### WHAT TO DO
Give back every record below in full and exactly, but without a single image.

[Data about app and page elements]
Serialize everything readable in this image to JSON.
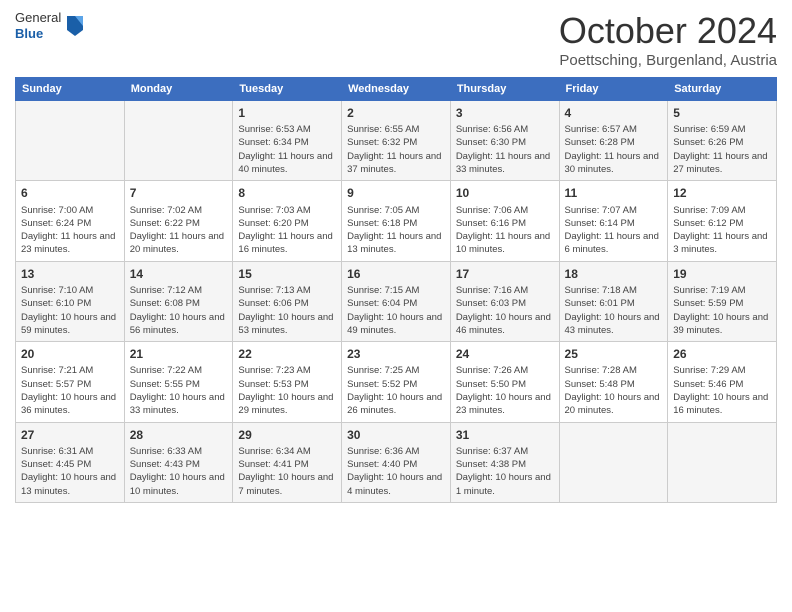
{
  "header": {
    "logo_line1": "General",
    "logo_line2": "Blue",
    "month": "October 2024",
    "location": "Poettsching, Burgenland, Austria"
  },
  "weekdays": [
    "Sunday",
    "Monday",
    "Tuesday",
    "Wednesday",
    "Thursday",
    "Friday",
    "Saturday"
  ],
  "weeks": [
    [
      {
        "day": "",
        "info": ""
      },
      {
        "day": "",
        "info": ""
      },
      {
        "day": "1",
        "info": "Sunrise: 6:53 AM\nSunset: 6:34 PM\nDaylight: 11 hours and 40 minutes."
      },
      {
        "day": "2",
        "info": "Sunrise: 6:55 AM\nSunset: 6:32 PM\nDaylight: 11 hours and 37 minutes."
      },
      {
        "day": "3",
        "info": "Sunrise: 6:56 AM\nSunset: 6:30 PM\nDaylight: 11 hours and 33 minutes."
      },
      {
        "day": "4",
        "info": "Sunrise: 6:57 AM\nSunset: 6:28 PM\nDaylight: 11 hours and 30 minutes."
      },
      {
        "day": "5",
        "info": "Sunrise: 6:59 AM\nSunset: 6:26 PM\nDaylight: 11 hours and 27 minutes."
      }
    ],
    [
      {
        "day": "6",
        "info": "Sunrise: 7:00 AM\nSunset: 6:24 PM\nDaylight: 11 hours and 23 minutes."
      },
      {
        "day": "7",
        "info": "Sunrise: 7:02 AM\nSunset: 6:22 PM\nDaylight: 11 hours and 20 minutes."
      },
      {
        "day": "8",
        "info": "Sunrise: 7:03 AM\nSunset: 6:20 PM\nDaylight: 11 hours and 16 minutes."
      },
      {
        "day": "9",
        "info": "Sunrise: 7:05 AM\nSunset: 6:18 PM\nDaylight: 11 hours and 13 minutes."
      },
      {
        "day": "10",
        "info": "Sunrise: 7:06 AM\nSunset: 6:16 PM\nDaylight: 11 hours and 10 minutes."
      },
      {
        "day": "11",
        "info": "Sunrise: 7:07 AM\nSunset: 6:14 PM\nDaylight: 11 hours and 6 minutes."
      },
      {
        "day": "12",
        "info": "Sunrise: 7:09 AM\nSunset: 6:12 PM\nDaylight: 11 hours and 3 minutes."
      }
    ],
    [
      {
        "day": "13",
        "info": "Sunrise: 7:10 AM\nSunset: 6:10 PM\nDaylight: 10 hours and 59 minutes."
      },
      {
        "day": "14",
        "info": "Sunrise: 7:12 AM\nSunset: 6:08 PM\nDaylight: 10 hours and 56 minutes."
      },
      {
        "day": "15",
        "info": "Sunrise: 7:13 AM\nSunset: 6:06 PM\nDaylight: 10 hours and 53 minutes."
      },
      {
        "day": "16",
        "info": "Sunrise: 7:15 AM\nSunset: 6:04 PM\nDaylight: 10 hours and 49 minutes."
      },
      {
        "day": "17",
        "info": "Sunrise: 7:16 AM\nSunset: 6:03 PM\nDaylight: 10 hours and 46 minutes."
      },
      {
        "day": "18",
        "info": "Sunrise: 7:18 AM\nSunset: 6:01 PM\nDaylight: 10 hours and 43 minutes."
      },
      {
        "day": "19",
        "info": "Sunrise: 7:19 AM\nSunset: 5:59 PM\nDaylight: 10 hours and 39 minutes."
      }
    ],
    [
      {
        "day": "20",
        "info": "Sunrise: 7:21 AM\nSunset: 5:57 PM\nDaylight: 10 hours and 36 minutes."
      },
      {
        "day": "21",
        "info": "Sunrise: 7:22 AM\nSunset: 5:55 PM\nDaylight: 10 hours and 33 minutes."
      },
      {
        "day": "22",
        "info": "Sunrise: 7:23 AM\nSunset: 5:53 PM\nDaylight: 10 hours and 29 minutes."
      },
      {
        "day": "23",
        "info": "Sunrise: 7:25 AM\nSunset: 5:52 PM\nDaylight: 10 hours and 26 minutes."
      },
      {
        "day": "24",
        "info": "Sunrise: 7:26 AM\nSunset: 5:50 PM\nDaylight: 10 hours and 23 minutes."
      },
      {
        "day": "25",
        "info": "Sunrise: 7:28 AM\nSunset: 5:48 PM\nDaylight: 10 hours and 20 minutes."
      },
      {
        "day": "26",
        "info": "Sunrise: 7:29 AM\nSunset: 5:46 PM\nDaylight: 10 hours and 16 minutes."
      }
    ],
    [
      {
        "day": "27",
        "info": "Sunrise: 6:31 AM\nSunset: 4:45 PM\nDaylight: 10 hours and 13 minutes."
      },
      {
        "day": "28",
        "info": "Sunrise: 6:33 AM\nSunset: 4:43 PM\nDaylight: 10 hours and 10 minutes."
      },
      {
        "day": "29",
        "info": "Sunrise: 6:34 AM\nSunset: 4:41 PM\nDaylight: 10 hours and 7 minutes."
      },
      {
        "day": "30",
        "info": "Sunrise: 6:36 AM\nSunset: 4:40 PM\nDaylight: 10 hours and 4 minutes."
      },
      {
        "day": "31",
        "info": "Sunrise: 6:37 AM\nSunset: 4:38 PM\nDaylight: 10 hours and 1 minute."
      },
      {
        "day": "",
        "info": ""
      },
      {
        "day": "",
        "info": ""
      }
    ]
  ]
}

### OUTPUT
Serialize everything readable in this image to JSON.
{
  "header": {
    "logo_line1": "General",
    "logo_line2": "Blue",
    "month": "October 2024",
    "location": "Poettsching, Burgenland, Austria"
  },
  "weekdays": [
    "Sunday",
    "Monday",
    "Tuesday",
    "Wednesday",
    "Thursday",
    "Friday",
    "Saturday"
  ],
  "weeks": [
    [
      {
        "day": "",
        "info": ""
      },
      {
        "day": "",
        "info": ""
      },
      {
        "day": "1",
        "info": "Sunrise: 6:53 AM\nSunset: 6:34 PM\nDaylight: 11 hours and 40 minutes."
      },
      {
        "day": "2",
        "info": "Sunrise: 6:55 AM\nSunset: 6:32 PM\nDaylight: 11 hours and 37 minutes."
      },
      {
        "day": "3",
        "info": "Sunrise: 6:56 AM\nSunset: 6:30 PM\nDaylight: 11 hours and 33 minutes."
      },
      {
        "day": "4",
        "info": "Sunrise: 6:57 AM\nSunset: 6:28 PM\nDaylight: 11 hours and 30 minutes."
      },
      {
        "day": "5",
        "info": "Sunrise: 6:59 AM\nSunset: 6:26 PM\nDaylight: 11 hours and 27 minutes."
      }
    ],
    [
      {
        "day": "6",
        "info": "Sunrise: 7:00 AM\nSunset: 6:24 PM\nDaylight: 11 hours and 23 minutes."
      },
      {
        "day": "7",
        "info": "Sunrise: 7:02 AM\nSunset: 6:22 PM\nDaylight: 11 hours and 20 minutes."
      },
      {
        "day": "8",
        "info": "Sunrise: 7:03 AM\nSunset: 6:20 PM\nDaylight: 11 hours and 16 minutes."
      },
      {
        "day": "9",
        "info": "Sunrise: 7:05 AM\nSunset: 6:18 PM\nDaylight: 11 hours and 13 minutes."
      },
      {
        "day": "10",
        "info": "Sunrise: 7:06 AM\nSunset: 6:16 PM\nDaylight: 11 hours and 10 minutes."
      },
      {
        "day": "11",
        "info": "Sunrise: 7:07 AM\nSunset: 6:14 PM\nDaylight: 11 hours and 6 minutes."
      },
      {
        "day": "12",
        "info": "Sunrise: 7:09 AM\nSunset: 6:12 PM\nDaylight: 11 hours and 3 minutes."
      }
    ],
    [
      {
        "day": "13",
        "info": "Sunrise: 7:10 AM\nSunset: 6:10 PM\nDaylight: 10 hours and 59 minutes."
      },
      {
        "day": "14",
        "info": "Sunrise: 7:12 AM\nSunset: 6:08 PM\nDaylight: 10 hours and 56 minutes."
      },
      {
        "day": "15",
        "info": "Sunrise: 7:13 AM\nSunset: 6:06 PM\nDaylight: 10 hours and 53 minutes."
      },
      {
        "day": "16",
        "info": "Sunrise: 7:15 AM\nSunset: 6:04 PM\nDaylight: 10 hours and 49 minutes."
      },
      {
        "day": "17",
        "info": "Sunrise: 7:16 AM\nSunset: 6:03 PM\nDaylight: 10 hours and 46 minutes."
      },
      {
        "day": "18",
        "info": "Sunrise: 7:18 AM\nSunset: 6:01 PM\nDaylight: 10 hours and 43 minutes."
      },
      {
        "day": "19",
        "info": "Sunrise: 7:19 AM\nSunset: 5:59 PM\nDaylight: 10 hours and 39 minutes."
      }
    ],
    [
      {
        "day": "20",
        "info": "Sunrise: 7:21 AM\nSunset: 5:57 PM\nDaylight: 10 hours and 36 minutes."
      },
      {
        "day": "21",
        "info": "Sunrise: 7:22 AM\nSunset: 5:55 PM\nDaylight: 10 hours and 33 minutes."
      },
      {
        "day": "22",
        "info": "Sunrise: 7:23 AM\nSunset: 5:53 PM\nDaylight: 10 hours and 29 minutes."
      },
      {
        "day": "23",
        "info": "Sunrise: 7:25 AM\nSunset: 5:52 PM\nDaylight: 10 hours and 26 minutes."
      },
      {
        "day": "24",
        "info": "Sunrise: 7:26 AM\nSunset: 5:50 PM\nDaylight: 10 hours and 23 minutes."
      },
      {
        "day": "25",
        "info": "Sunrise: 7:28 AM\nSunset: 5:48 PM\nDaylight: 10 hours and 20 minutes."
      },
      {
        "day": "26",
        "info": "Sunrise: 7:29 AM\nSunset: 5:46 PM\nDaylight: 10 hours and 16 minutes."
      }
    ],
    [
      {
        "day": "27",
        "info": "Sunrise: 6:31 AM\nSunset: 4:45 PM\nDaylight: 10 hours and 13 minutes."
      },
      {
        "day": "28",
        "info": "Sunrise: 6:33 AM\nSunset: 4:43 PM\nDaylight: 10 hours and 10 minutes."
      },
      {
        "day": "29",
        "info": "Sunrise: 6:34 AM\nSunset: 4:41 PM\nDaylight: 10 hours and 7 minutes."
      },
      {
        "day": "30",
        "info": "Sunrise: 6:36 AM\nSunset: 4:40 PM\nDaylight: 10 hours and 4 minutes."
      },
      {
        "day": "31",
        "info": "Sunrise: 6:37 AM\nSunset: 4:38 PM\nDaylight: 10 hours and 1 minute."
      },
      {
        "day": "",
        "info": ""
      },
      {
        "day": "",
        "info": ""
      }
    ]
  ]
}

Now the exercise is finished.